In January 2023, media reports indicated the South Korean Government had announced 240 billion won (US$193 million) in funding to support six “hydrogen cities” across the country – at Pyeongtaek, Namyangju, Dangjin, Boryeong, Gwangyang and Pohang. It is reported that public funding would be sourced from national funds as well as from local government. The announcement follows the implementation of three ongoing smaller “hydrogen city” pilot projects in the cities of Ulsan, Ansan and Jeonji.

In January 2023, press reports indicated the South Korean government plans to import hydrogen produced in Malaysia and the UAE by 2027 and beyond for the purpose of power generation and export after conversion into ammonia. In Malaysia, the hydrogen would be hydroelectric power generation-based; in the UAE, the hydrogen would be produced using solar power. Imports are estimated at 600,000 and 200,000 tons a year, respectively.
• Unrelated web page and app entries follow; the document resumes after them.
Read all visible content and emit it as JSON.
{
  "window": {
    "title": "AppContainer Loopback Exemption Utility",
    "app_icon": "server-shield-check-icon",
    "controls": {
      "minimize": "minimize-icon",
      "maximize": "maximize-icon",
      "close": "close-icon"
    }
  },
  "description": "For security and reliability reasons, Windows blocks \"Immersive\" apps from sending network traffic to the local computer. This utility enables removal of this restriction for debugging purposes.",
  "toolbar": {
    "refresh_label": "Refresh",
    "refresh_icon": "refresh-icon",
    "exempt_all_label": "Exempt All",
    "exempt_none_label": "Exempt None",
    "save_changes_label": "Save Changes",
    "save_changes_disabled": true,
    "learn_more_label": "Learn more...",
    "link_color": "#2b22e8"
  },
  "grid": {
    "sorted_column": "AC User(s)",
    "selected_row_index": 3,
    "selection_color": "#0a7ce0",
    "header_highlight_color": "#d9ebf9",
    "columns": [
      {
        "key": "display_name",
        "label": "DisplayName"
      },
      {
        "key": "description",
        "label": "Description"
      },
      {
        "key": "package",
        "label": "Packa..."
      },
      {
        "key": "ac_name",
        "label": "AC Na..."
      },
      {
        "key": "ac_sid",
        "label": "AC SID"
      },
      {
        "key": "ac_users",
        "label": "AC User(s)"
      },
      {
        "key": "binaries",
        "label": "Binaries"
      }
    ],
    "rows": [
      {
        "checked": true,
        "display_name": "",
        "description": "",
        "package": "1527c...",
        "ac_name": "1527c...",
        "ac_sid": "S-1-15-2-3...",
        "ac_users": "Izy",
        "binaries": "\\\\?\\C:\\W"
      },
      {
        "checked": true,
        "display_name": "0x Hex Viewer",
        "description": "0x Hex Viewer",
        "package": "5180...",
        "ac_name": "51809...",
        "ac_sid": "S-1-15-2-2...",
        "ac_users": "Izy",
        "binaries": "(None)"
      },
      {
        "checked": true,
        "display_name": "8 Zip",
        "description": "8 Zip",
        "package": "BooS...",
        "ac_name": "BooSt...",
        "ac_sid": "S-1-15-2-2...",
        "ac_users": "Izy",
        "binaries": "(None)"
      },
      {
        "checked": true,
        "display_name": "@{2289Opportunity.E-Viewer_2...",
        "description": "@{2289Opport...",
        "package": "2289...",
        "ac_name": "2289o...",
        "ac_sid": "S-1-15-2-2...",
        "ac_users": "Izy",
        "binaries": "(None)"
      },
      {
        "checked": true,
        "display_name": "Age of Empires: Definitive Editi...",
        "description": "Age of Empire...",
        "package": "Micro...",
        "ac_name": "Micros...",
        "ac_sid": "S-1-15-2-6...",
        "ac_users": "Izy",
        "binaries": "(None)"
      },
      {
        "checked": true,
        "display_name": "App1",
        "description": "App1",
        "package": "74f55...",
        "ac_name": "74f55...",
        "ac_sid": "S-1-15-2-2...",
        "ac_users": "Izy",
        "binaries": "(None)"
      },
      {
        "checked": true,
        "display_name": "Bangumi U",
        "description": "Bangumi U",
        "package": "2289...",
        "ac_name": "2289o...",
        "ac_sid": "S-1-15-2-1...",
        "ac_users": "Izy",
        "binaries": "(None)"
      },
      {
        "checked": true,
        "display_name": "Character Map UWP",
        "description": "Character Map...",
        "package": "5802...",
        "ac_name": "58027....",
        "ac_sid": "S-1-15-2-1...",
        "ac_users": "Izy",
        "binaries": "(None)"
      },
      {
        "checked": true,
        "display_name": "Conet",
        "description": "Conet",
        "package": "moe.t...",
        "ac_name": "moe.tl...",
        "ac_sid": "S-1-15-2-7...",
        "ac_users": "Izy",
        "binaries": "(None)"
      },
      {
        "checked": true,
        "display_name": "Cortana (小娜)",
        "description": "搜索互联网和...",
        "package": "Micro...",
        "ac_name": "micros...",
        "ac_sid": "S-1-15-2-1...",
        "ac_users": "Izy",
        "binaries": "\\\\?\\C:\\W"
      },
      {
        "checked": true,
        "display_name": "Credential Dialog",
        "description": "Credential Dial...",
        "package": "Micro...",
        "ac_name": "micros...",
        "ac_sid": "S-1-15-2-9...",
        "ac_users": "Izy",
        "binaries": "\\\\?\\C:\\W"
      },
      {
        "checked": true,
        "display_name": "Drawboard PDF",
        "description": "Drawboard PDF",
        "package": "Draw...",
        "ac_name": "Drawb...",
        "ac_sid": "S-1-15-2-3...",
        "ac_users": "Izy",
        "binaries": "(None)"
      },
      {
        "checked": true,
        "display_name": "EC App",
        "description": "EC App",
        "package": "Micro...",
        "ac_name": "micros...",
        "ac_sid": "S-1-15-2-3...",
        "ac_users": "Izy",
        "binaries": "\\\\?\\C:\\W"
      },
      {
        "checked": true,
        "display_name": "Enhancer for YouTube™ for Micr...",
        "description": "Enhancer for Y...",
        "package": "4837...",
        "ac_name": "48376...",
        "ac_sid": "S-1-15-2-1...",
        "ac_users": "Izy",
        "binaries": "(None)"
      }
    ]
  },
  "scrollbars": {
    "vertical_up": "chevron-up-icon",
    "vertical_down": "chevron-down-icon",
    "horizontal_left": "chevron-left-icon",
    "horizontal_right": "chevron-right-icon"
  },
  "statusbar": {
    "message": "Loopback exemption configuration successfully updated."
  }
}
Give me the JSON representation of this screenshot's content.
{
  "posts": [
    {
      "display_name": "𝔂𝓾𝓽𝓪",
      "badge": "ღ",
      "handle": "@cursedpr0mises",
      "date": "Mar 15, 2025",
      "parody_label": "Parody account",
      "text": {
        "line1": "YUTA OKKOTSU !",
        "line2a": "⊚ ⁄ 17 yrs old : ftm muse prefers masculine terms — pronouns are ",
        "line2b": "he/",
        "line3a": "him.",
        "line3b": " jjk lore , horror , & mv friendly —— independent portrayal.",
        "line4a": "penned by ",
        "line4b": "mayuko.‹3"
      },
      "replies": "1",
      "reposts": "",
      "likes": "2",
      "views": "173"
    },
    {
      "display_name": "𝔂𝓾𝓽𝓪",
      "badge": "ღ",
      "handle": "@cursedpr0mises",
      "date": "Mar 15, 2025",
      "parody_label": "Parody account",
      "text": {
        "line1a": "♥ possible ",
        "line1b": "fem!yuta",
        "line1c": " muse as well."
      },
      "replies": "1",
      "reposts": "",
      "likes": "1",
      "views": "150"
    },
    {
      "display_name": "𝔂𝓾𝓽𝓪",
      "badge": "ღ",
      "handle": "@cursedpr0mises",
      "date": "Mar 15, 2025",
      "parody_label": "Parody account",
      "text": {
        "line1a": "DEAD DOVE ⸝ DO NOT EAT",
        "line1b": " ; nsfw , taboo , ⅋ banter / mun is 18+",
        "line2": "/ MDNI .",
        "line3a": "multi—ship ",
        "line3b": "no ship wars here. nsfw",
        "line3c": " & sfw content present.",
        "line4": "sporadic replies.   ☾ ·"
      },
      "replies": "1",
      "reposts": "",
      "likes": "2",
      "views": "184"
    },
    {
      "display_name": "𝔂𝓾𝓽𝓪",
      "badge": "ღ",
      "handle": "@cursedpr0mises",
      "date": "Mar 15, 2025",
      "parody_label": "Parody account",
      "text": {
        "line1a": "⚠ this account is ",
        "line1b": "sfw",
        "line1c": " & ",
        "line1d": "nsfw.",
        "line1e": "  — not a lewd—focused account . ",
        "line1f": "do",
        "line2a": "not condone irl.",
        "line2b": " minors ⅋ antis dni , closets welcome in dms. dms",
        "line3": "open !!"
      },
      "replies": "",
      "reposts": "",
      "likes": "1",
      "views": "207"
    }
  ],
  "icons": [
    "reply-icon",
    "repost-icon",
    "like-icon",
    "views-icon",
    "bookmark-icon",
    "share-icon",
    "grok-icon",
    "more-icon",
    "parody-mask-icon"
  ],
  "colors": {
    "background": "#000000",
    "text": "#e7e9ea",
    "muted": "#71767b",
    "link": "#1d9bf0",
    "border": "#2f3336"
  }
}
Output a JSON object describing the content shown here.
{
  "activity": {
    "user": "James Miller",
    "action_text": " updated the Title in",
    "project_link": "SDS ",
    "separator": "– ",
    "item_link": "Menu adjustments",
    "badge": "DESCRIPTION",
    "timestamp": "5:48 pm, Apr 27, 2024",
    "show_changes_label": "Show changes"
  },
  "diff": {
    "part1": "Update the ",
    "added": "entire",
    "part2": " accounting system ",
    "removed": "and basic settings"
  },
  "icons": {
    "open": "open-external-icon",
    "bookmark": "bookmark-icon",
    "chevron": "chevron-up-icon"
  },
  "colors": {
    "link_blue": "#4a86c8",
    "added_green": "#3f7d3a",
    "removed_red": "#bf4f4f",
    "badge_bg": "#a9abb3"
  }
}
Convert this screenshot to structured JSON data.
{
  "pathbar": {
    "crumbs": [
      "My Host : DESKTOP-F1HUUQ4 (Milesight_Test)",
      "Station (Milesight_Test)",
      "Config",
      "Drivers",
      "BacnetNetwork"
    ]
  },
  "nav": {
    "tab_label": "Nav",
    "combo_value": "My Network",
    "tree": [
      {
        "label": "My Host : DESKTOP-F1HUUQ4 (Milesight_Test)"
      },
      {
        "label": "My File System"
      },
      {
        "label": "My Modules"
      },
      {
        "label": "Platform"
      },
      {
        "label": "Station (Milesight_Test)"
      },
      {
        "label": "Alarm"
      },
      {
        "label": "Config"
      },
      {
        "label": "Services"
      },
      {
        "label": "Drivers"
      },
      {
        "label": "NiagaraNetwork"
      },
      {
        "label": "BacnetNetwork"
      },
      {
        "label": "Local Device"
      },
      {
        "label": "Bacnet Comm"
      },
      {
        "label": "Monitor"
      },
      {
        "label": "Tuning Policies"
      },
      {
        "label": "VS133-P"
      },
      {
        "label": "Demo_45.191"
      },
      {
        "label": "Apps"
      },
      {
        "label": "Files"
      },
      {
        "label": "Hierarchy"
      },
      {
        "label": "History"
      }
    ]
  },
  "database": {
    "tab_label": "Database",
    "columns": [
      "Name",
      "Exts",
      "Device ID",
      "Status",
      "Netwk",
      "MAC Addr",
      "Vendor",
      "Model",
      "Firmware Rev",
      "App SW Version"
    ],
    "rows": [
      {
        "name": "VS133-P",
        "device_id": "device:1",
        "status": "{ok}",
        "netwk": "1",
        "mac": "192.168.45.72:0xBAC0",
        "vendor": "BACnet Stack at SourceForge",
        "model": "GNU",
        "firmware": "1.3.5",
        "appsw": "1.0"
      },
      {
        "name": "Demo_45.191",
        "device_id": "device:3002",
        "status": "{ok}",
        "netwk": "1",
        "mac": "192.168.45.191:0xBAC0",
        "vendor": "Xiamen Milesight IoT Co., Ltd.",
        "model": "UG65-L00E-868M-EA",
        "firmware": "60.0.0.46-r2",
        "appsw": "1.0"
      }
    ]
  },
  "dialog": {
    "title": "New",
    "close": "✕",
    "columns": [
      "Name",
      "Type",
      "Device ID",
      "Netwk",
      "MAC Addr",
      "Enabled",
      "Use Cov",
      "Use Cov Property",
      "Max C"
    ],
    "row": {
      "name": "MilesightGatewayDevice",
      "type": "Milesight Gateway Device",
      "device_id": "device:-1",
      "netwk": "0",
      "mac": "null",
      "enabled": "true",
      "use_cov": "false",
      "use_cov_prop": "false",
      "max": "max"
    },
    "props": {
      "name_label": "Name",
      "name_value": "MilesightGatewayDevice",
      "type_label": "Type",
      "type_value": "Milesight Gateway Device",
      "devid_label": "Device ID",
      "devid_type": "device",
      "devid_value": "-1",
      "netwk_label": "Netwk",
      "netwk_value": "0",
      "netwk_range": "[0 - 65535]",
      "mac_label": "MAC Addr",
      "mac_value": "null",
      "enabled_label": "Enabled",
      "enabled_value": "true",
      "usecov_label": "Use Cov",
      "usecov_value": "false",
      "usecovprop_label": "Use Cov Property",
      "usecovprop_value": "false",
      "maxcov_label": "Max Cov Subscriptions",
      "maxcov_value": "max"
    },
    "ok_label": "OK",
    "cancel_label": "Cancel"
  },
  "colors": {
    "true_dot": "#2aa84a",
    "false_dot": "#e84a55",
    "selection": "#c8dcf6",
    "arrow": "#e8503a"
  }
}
In May 2023, media reports noted that South Korea signed a ‘business agreement’ with 14 companies and 12 local governments to install 2,000 hydrogen-powered buses on the roads by 2026. Reports noted that under the agreement, the Government would provide policy and financial assistance for the purchase of the buses and expansion of the hydrogen refuelling network.

In June 2023, media reports indicated that the Ministry of Trade, Industry and Energy (MOTIE) had published a tender notice for hydrogen power, with the government setting up a bidding market where power producers can sell electricity generated with hydrogen or hydrogen compounds such as ammonia to the Korea Electric Power Corporation (KEPCO) or other regional operators. The hydrogen power generation tender is to be divided into two ‘markets’ – general hydrogen and clean hydrogen. In August 2023, media reports indicated that the Korea Power Exchange determined five power plants as the winning bidders for the first general hydrogen tender, which would be required to start commercial operation within two years from the date of contract signing.  In May 2024, MOTIE announced the launch of its first clean hydrogen power bidding market: participants are allowed to harness power generators using only hydrogen that meets the domestic clean hydrogen certification standards (GHG of 4CO2e or less per 1kg of hydrogen) with the 2024 annual bidding volume at 6,500 GWh with a contract period of 15 years. Commercial operation is to begin by 2028.

In November 2023, MOTIE announced that the proposal for an amendment to the Hydrogen Economy Promotion and Hydrogen Safety Management Act (“Hydrogen Act”) had passed the Cabinet deliberation and resolution process. The Cabinet approval of the Hydrogen Act amendment proposal follows the pre-announcement of the Hydrogen Act legislation (May 2-June 12), regulation review (May 2-August 25) and a review by the Ministry of Government Legislation (June 22-November 7).


Updated: May 2024